HOW TO COMPLETE THIS TASK. Working through the entries below, find how many lines include "Tentukan", then write only that number.

Website and app data records.
------------------------------------

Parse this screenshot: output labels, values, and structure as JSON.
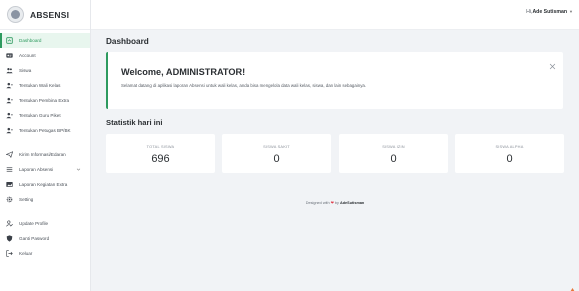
{
  "brand": {
    "name": "ABSENSI"
  },
  "sidebar": {
    "items": [
      {
        "label": "Dashboard",
        "icon": "dashboard-icon",
        "active": true
      },
      {
        "label": "Account",
        "icon": "id-card-icon"
      },
      {
        "label": "Siswa",
        "icon": "users-icon"
      },
      {
        "label": "Tentukan Wali Kelas",
        "icon": "user-assign-icon"
      },
      {
        "label": "Tentukan Pembina Extra",
        "icon": "user-assign-icon"
      },
      {
        "label": "Tentukan Guru Piket",
        "icon": "user-assign-icon"
      },
      {
        "label": "Tentukan Petugas BP/BK",
        "icon": "user-assign-icon"
      },
      {
        "label": "Kirim Informasi/Edaran",
        "icon": "send-icon"
      },
      {
        "label": "Laporan Absensi",
        "icon": "list-icon",
        "has_submenu": true
      },
      {
        "label": "Laporan Kegiatan Extra",
        "icon": "image-icon"
      },
      {
        "label": "Setting",
        "icon": "gear-icon"
      },
      {
        "label": "Update Profile",
        "icon": "user-edit-icon"
      },
      {
        "label": "Ganti Pasword",
        "icon": "shield-icon"
      },
      {
        "label": "Keluar",
        "icon": "logout-icon"
      }
    ]
  },
  "topbar": {
    "greeting_prefix": "Hi,",
    "user_name": "Ade Sutisman"
  },
  "main": {
    "title": "Dashboard",
    "welcome": {
      "title": "Welcome, ADMINISTRATOR!",
      "text": "Selamat datang di aplikasi laporan Absensi untuk wali kelas, anda bisa mengelola data wali kelas, siswa, dan lain sebagainya."
    },
    "stats_title": "Statistik hari ini",
    "stats": [
      {
        "label": "TOTAL SISWA",
        "value": "696"
      },
      {
        "label": "SISWA SAKIT",
        "value": "0"
      },
      {
        "label": "SISWA IZIN",
        "value": "0"
      },
      {
        "label": "SISWA ALPHA",
        "value": "0"
      }
    ]
  },
  "footer": {
    "prefix": "Designed with",
    "by": "by",
    "author": "AdeSutisman"
  },
  "colors": {
    "accent": "#2e9a5f",
    "heart": "#e0404f",
    "scroll_top": "#e8763a"
  }
}
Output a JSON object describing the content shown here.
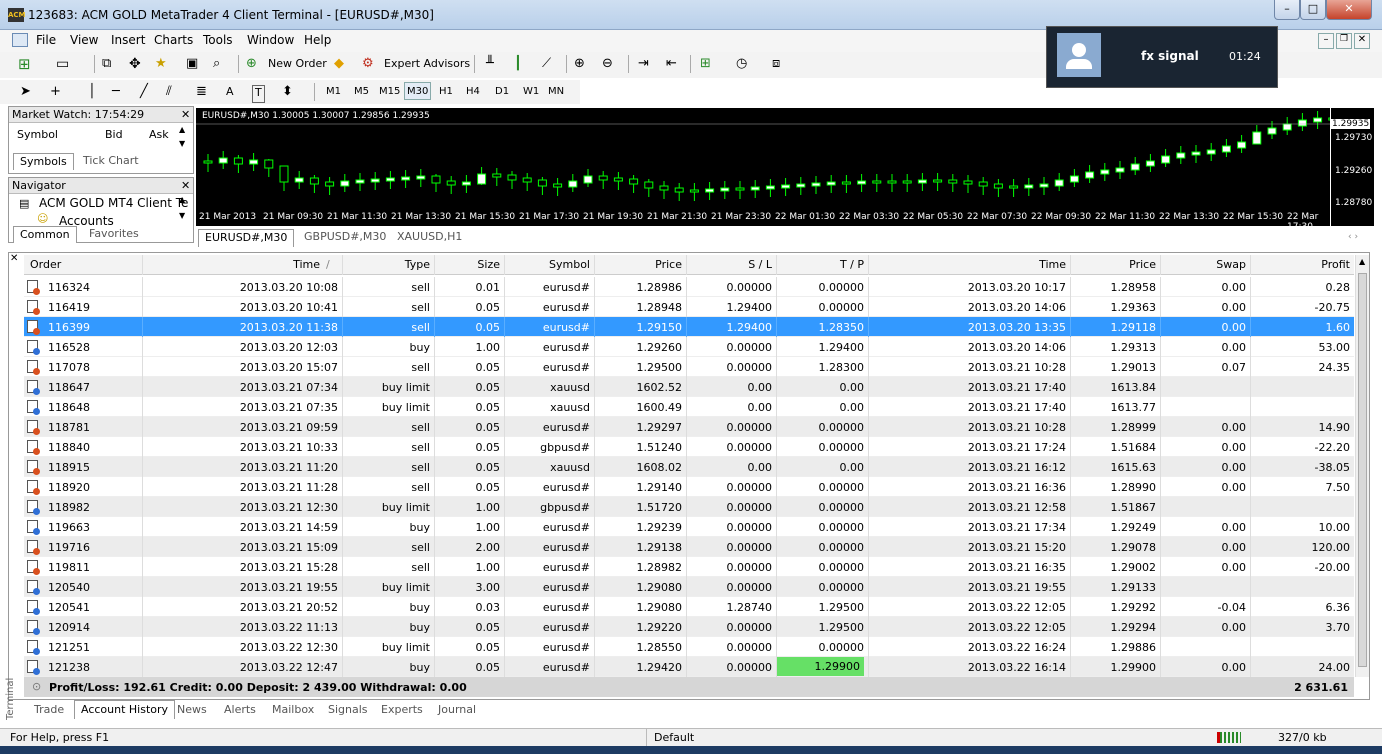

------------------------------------

SOLUTION TO THIS TASK. 4